It’s the equivalent of asking customers if they’d like a little something extra at the till of a shop, there’s that sense of being ‘in the moment’ to catch a great deal. The moral of tip #3? When used subtly, a timeframe on the benefits of your promoted package can help secure a deal.

4. Prompt upgrades in-app

When the selling of the initial version of your product is complete, the upsell doesn’t have to take place immediately. If the user engages with your product and are then met with the option for extra features whilst exploring it, they’re more likely to invest in the bigger deal.

For example, Spotify allows everyone to listen to music free, but if you’d like to skip more than six songs an hour, they introduce the premium upgrade package. This can work in B2B as well, with extra features like emailing client bases with an in-app format as an extra feature.

5. Upsell more than just your freemium customers

Whilst the freemium model provides the perfect platform to upsell, giving paying members the same amount of attention to upgrade their package can be the perfect way to further boost their value. If you’ve sold them the middle-tier package, remind them of the benefits of upgrading to the top-tier and how that could positively impact their business.

6. Follow up!

Hitting 3-pointers is great, but following up for that rebound gets points on the board too. In the case of upselling, following up a regular sale with an email can be an effective way of persuading a customer that whilst they’ve got a great product, what they could have is even better. Highlighting how each feature can improve on the success they’ve already achieved with your product is a clear and simple method to use follow up emails to great effect.

Wilt Chamberlain racked up 23,924 rebounds in his career, just think of how many upsells you could be getting if you follow up every attempt with a phone call or email.

7. Give your clients a choice

Each business is different and offers a range of services, so giving your customers the choice of several expansion packs allows for greater freedom in their decision making. So, with that said, giving people a choice in the pricing of the upgrade is a great way to upsell.

For example, WordPress offer their free service, a cheap starter package, a middle-tier for personal blogs and then the premium package for businesses. Creating choice for your customers instils further confidence in your services.

8. Price your packages accordingly

Should an upsell result in doubling the customers value? Probably not. According to Bitcatcha, upsells shouldn’t be more than a 40% increase in the price of the product. If 40% is your premium tier package, the initial upgrade should be in the region of 25% estimates Retail Doctor. Pricing your upsells sensibly will entice customers to spend more, instead of deterring them away with huge increases in their subscriptions.

9. Take a multifaceted approach

If you make upselling the goal of not just your sales team, but customer success team and get your social media aficionados on message, then your outreach is going to be maximised. Advertising your premium features on social media can be a powerful draw for both new and existing customers to increase their subscription package.

Take YouTube, for example, they advertise their premium membership with emails, across multiple social media platforms as well as on their own turf. Create ‘message abundance’ with each team focussing on maximising customer value.

10. Act natural!

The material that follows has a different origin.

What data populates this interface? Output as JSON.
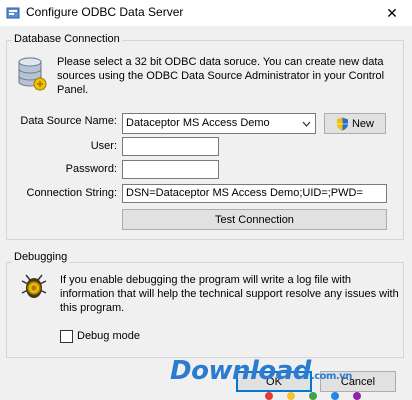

Upselling shouldn’t be a drag or feel like a con. Streamlining your products before you sell them into an upselling format will make the process so much smoother. Factoring in the upsell into your initial packaging of your product by offering free subscriptions or trial periods enhances your chances of increasing customer value further down the line, as opposed to dropping increased subscription fees on unsuspecting customers.

Remember, upselling doesn’t have to be a sleazy tactic to squeeze every ounce of cash out of people. By focusing on the benefits to each customer of selling each specific extended feature you enable the best outcome for both parties. For the customer, they now have the perfect software service for their business. For you, each is now of the highest value to your business. Result!